The Australian Competition and Consumer Commission has accepted court enforceable undertakings from Dirt Works Australia Pty Limited after it acknowledged supplying bicycles that did not comply with the mandatory standard for pedal bicycles.
Between April 2007 and April 2008 Dirt Works, a wholesaler of bicycles, supplied to retailers 115 Surly Steamroller bicycles which did not have a back brake and also, in some instances, did not have reflectors and a bell â€“ all breaches of the standard.
Dirt Works also supplied those bicycles and a further 190 Surly Steamroller bicycles between May 2008 and June 2009 with a manual which did not comply with the standard. Also, the packaging of the bicycles did not have printed on it certain information and a warning regarding their assembly, as required by the standard.
The ACCC was concerned that by supplying the bicycles Dirt Works had engaged in conduct in contravention of section 65C of the Trade Practices Act 1974. This section prohibits a corporation in trade or commerce from supplying certain bicycles that do not comply with the mandatory standard.
In response, Dirt Works wrote to its retail customers to whom it supplied the bicycles advising them of the bicycles’ failure to comply with the standard and requesting that they cease selling stock until they complied with the standard.
Dirt Works has provided court enforceable undertakings not to supply any Surly Steamroller bicycles unless they comply with the mandatory standard and to implement a trade practices law compliance program.
Dirt Works has also provided court enforceable undertakings which are designed to have consumers who purchased the bicycles:
- made aware that their bicycles failed to comply with the standard
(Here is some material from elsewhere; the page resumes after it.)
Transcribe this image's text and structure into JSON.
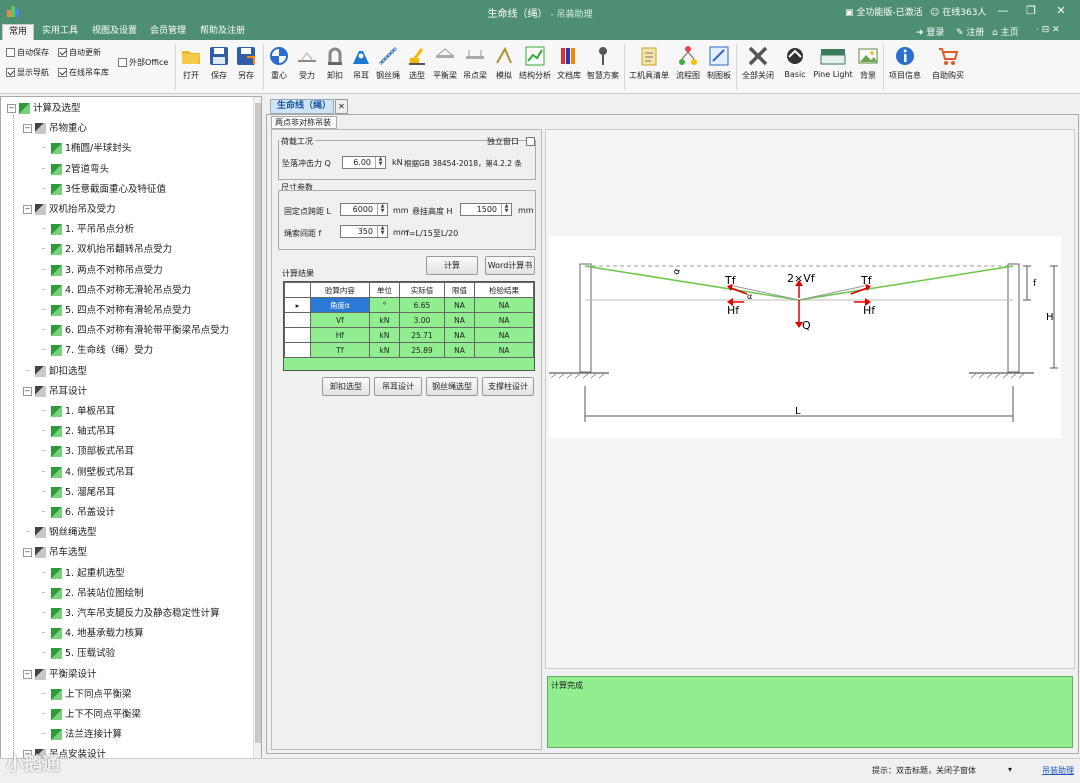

- provided with the opportunity to have their bicycles fitted with a back brake, reflectors and a bell free of charge if they were not supplied with any of those items when they purchased their bicycle, and
- supplied with a manual which complies with the standard.
“The bicycles supplied by Dirt Works were fixed-gear bicycles,” ACCC deputy chairman, Peter Kell, said today. “Fixed-gear bicycles only have one gear and do not have the ability to coast. Fixed-gear bicycles are used for competition track cycling in a velodrome and are not fitted with brakes when used for this purpose. However, there has been a growing trend in people riding fixed-gear bicycles on the road.”
“Suppliers need to be aware that where fixed-gear bicycles are not designed, promoted and supplied primarily for use in competition, as was the case with the Surly Steamroller bicycles supplied by Dirt Works, they must comply with the mandatory standard for bicycles.”